WORK INSTRUCTIONS:
Set down a precise copy of the whole listing.

*** Opening DATA EXTRACTS ***

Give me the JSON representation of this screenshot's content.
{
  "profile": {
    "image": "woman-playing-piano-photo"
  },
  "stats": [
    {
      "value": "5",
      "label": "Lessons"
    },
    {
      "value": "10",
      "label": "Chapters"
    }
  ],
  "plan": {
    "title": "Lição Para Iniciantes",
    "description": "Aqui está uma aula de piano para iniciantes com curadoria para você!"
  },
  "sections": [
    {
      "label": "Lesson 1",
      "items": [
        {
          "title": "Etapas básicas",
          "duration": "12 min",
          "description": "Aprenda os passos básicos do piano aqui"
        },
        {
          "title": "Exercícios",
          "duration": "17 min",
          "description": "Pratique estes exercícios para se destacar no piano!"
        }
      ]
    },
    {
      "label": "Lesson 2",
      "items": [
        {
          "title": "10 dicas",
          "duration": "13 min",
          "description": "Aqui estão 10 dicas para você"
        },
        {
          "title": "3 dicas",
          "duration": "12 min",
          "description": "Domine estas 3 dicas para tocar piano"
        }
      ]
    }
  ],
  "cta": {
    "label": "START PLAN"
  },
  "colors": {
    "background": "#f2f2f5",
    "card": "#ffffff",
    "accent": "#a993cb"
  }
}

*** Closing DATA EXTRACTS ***

REPLY:
Give me the JSON representation of this screenshot's content.
{
  "profile": {
    "image": "woman-playing-piano-photo"
  },
  "stats": [
    {
      "value": "5",
      "label": "Lessons"
    },
    {
      "value": "10",
      "label": "Chapters"
    }
  ],
  "plan": {
    "title": "Lição Para Iniciantes",
    "description": "Aqui está uma aula de piano para iniciantes com curadoria para você!"
  },
  "sections": [
    {
      "label": "Lesson 1",
      "items": [
        {
          "title": "Etapas básicas",
          "duration": "12 min",
          "description": "Aprenda os passos básicos do piano aqui"
        },
        {
          "title": "Exercícios",
          "duration": "17 min",
          "description": "Pratique estes exercícios para se destacar no piano!"
        }
      ]
    },
    {
      "label": "Lesson 2",
      "items": [
        {
          "title": "10 dicas",
          "duration": "13 min",
          "description": "Aqui estão 10 dicas para você"
        },
        {
          "title": "3 dicas",
          "duration": "12 min",
          "description": "Domine estas 3 dicas para tocar piano"
        }
      ]
    }
  ],
  "cta": {
    "label": "START PLAN"
  },
  "colors": {
    "background": "#f2f2f5",
    "card": "#ffffff",
    "accent": "#a993cb"
  }
}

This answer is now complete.